[[ EXERCISE MATERIALS, beginning ]]
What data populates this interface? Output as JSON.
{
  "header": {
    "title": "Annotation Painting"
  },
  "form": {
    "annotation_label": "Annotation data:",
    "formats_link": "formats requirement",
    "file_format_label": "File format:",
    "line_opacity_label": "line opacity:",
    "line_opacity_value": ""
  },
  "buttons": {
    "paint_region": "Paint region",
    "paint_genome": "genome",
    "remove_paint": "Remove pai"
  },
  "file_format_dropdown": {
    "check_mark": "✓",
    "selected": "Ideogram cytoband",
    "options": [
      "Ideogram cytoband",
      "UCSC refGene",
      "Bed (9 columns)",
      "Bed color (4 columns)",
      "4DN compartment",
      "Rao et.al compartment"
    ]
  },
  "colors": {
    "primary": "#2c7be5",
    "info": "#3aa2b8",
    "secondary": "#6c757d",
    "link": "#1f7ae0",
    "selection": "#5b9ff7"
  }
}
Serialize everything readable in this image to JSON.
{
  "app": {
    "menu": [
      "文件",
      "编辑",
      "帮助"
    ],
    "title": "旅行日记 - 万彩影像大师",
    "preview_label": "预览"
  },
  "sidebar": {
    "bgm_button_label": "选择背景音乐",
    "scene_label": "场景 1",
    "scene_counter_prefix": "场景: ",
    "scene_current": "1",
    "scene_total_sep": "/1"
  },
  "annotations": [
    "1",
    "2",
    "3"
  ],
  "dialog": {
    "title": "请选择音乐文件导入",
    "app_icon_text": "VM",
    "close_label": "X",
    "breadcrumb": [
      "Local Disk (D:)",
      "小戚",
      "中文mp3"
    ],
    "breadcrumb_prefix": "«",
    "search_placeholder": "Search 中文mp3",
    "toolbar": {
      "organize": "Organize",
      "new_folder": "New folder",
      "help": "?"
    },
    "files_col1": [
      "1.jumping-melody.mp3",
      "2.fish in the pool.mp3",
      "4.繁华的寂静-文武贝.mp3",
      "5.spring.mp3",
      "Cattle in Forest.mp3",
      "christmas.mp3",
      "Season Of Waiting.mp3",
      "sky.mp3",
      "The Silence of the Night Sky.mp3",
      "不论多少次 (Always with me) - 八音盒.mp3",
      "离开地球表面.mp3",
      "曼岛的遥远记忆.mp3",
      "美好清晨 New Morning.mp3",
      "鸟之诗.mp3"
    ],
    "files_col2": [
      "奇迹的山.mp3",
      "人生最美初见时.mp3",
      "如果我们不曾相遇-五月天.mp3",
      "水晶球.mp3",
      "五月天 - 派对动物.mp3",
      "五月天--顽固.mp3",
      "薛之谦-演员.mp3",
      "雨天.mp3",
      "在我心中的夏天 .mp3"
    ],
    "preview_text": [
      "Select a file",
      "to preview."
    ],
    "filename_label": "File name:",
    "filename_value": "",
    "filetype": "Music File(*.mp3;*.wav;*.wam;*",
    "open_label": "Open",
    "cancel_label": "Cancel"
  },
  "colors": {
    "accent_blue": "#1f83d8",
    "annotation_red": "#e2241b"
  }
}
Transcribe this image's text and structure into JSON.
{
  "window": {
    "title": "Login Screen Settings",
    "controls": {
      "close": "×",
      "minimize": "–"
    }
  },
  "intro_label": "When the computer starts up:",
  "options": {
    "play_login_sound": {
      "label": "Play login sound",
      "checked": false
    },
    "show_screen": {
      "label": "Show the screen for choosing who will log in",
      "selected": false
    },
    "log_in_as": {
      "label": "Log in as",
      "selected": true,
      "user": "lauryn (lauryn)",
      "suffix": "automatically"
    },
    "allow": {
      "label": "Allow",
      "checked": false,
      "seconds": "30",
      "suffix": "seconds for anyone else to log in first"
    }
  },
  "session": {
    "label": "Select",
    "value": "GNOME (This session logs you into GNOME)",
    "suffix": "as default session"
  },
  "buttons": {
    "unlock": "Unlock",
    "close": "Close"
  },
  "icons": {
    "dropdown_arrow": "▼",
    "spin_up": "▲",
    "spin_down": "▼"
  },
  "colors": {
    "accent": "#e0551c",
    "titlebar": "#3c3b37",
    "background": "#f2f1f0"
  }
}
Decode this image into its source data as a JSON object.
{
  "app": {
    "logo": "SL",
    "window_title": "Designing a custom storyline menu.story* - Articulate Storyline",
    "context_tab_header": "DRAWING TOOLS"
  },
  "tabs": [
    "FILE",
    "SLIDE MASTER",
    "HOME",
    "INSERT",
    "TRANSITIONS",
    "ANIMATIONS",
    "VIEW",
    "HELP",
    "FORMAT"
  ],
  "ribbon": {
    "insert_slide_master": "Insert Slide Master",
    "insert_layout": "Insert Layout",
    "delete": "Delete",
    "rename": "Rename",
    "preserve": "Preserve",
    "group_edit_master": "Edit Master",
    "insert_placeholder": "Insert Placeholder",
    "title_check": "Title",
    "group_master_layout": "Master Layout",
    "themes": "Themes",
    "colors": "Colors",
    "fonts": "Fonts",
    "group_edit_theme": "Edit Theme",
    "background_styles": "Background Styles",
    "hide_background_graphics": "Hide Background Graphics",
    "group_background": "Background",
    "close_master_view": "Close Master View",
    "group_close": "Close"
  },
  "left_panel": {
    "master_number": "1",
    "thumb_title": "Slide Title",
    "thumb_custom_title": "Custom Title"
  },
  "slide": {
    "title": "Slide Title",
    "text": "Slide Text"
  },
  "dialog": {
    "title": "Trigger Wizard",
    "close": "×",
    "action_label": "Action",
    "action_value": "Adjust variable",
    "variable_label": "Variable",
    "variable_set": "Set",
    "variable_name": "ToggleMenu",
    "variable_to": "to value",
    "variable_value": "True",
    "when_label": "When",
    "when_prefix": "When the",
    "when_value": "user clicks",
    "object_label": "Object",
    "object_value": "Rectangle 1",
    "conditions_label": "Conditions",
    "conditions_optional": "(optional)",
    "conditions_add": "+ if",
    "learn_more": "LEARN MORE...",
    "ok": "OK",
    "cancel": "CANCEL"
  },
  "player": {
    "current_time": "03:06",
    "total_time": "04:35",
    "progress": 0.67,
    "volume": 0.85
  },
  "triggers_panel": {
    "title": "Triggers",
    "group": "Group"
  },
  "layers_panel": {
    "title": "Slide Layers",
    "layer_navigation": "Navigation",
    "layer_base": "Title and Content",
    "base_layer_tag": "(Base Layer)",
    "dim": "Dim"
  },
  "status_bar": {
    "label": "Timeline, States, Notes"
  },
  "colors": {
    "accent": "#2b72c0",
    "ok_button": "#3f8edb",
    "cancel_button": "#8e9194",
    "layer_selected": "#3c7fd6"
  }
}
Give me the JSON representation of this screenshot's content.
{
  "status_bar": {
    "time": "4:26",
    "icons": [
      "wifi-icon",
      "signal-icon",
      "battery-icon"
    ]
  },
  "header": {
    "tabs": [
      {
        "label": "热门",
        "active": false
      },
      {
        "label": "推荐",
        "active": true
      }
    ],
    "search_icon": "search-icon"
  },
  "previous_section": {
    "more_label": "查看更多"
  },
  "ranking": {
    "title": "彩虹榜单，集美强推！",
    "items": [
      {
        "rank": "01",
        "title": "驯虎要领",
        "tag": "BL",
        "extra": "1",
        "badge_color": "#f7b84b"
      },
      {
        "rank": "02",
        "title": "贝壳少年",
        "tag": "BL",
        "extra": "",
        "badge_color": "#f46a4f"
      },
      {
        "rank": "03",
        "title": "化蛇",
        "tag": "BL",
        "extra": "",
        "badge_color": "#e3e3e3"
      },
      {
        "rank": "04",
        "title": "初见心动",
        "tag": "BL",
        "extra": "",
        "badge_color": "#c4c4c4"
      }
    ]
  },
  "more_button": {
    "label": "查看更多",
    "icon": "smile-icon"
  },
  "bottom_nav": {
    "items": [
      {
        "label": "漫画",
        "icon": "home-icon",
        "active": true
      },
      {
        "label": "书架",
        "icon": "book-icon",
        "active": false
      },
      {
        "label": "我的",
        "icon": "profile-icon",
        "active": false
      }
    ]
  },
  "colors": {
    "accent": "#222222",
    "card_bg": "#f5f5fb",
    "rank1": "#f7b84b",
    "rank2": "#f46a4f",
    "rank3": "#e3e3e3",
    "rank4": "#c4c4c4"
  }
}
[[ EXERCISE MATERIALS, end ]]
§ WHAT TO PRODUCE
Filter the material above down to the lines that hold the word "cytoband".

§ REPLY
    "selected": "Ideogram cytoband",
      "Ideogram cytoband",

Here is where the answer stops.